Close to one thousand years ago, Anawrahta, king of the first Myanmar Empire and a staunch advocate of Theravada Buddhism, embarked on one of the most ambitious religious construction programs in history in his kingdom’s capital city, Bagan.
Today, over 3,000 temples and pagodas – the largest concentration in the world - stretch as far as the eye can see across the plains to the Irrawady River. Many have survived the ravages of time, from invasions to natural disasters, mostly recently the 1975 earthquake that destroyed many monuments and weakened overall foundations.
Visiting Bagan for the first time on 8 August 2012, the Director-General encouraged authorities to resubmit the nomination for the architectural complex as a World Heritage Site.
Myanmar ratified the World Heritage Convention in 1994 and first nominated the site in 1996. The nomination was referred back to the State Party due to a lack of site boundary definition and legislative and management plan. Following this recommendation, authorities adopted laws to better protect cultural heritage and adopted a national legal and management framework.
UNESCO Director-General Irina Bokova, accompanied by the Director of the World Heritage Centre Mr Kishore Rao, visited some ten temples and pagodas, a monastic complex and the excavated Palace site, as well as the on-site museum. Immense gold-covered teak statues from the 11th and 12th centuries smile down upon pilgrims and visitors, which numbered around 100,000 in 2011. The religious monuments are renown also for their evocative murals depicting scenes from the life of Lord Buddha. Those in Nagayone Temple, visited by the UNESCO delegation, were restored in the 1980s with assistance from the Organization, supported by Italian funds.
During the Director-General’s visit to Bagan, the Director-General of the Department of Archaeology, National Museum and Library, U Kyaw, Oo Lwin, called upon UNESCO to contribute technical expertise for conservation, restoration and the nomination process. Although the Government aims to present the nomination of Pyu Ancient Cities in 2013, authorities are also working to resolve various management issues in Bagan and to elaborate a more systematic plan for the site’s preservation and conservation.
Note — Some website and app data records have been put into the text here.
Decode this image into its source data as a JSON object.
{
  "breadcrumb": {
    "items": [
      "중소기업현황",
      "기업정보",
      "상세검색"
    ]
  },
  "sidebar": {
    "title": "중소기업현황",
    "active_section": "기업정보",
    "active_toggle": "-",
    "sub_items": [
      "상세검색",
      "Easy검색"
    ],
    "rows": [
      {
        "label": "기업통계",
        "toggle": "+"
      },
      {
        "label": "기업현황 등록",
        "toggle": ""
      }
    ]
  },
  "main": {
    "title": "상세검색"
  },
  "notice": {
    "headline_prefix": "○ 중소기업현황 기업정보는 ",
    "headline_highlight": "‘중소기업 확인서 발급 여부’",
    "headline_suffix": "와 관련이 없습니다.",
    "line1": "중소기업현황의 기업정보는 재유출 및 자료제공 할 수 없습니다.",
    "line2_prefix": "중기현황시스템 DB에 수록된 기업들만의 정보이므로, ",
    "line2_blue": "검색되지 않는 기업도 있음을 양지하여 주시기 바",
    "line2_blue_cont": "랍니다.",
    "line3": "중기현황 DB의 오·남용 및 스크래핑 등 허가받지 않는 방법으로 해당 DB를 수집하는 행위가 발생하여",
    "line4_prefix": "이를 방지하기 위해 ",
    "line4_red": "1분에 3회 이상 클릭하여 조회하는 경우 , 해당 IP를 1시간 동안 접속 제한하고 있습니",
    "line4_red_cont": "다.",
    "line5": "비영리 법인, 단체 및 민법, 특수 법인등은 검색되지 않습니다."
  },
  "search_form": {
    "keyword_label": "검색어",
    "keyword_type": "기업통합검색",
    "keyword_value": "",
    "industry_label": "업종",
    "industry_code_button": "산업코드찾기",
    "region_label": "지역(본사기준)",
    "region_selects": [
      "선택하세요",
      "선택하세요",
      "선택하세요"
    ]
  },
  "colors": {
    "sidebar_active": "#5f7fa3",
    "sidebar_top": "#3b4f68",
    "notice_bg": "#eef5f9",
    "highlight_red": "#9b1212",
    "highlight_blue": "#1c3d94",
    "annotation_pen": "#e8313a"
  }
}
Cooperation with Myanmar’s Department of Archaeology, National Museum and Library was recently re-engaged with a USD$530,000 project on “Building Capacity to Safeguard Cultural Heritage in Myanmar.” A survey mission will be undertaken this year to Bagan to conduct an assessment that will form the basis for an on-site mural conservation training course.
The site, which counts some 15 villages within its 42 square kilometres, is also threatened by pressures on land use for development and tourism. Inscription on the World Heritage Site could increase commercialization while at the same time promoting more sustainable management of this unique cultural landscape.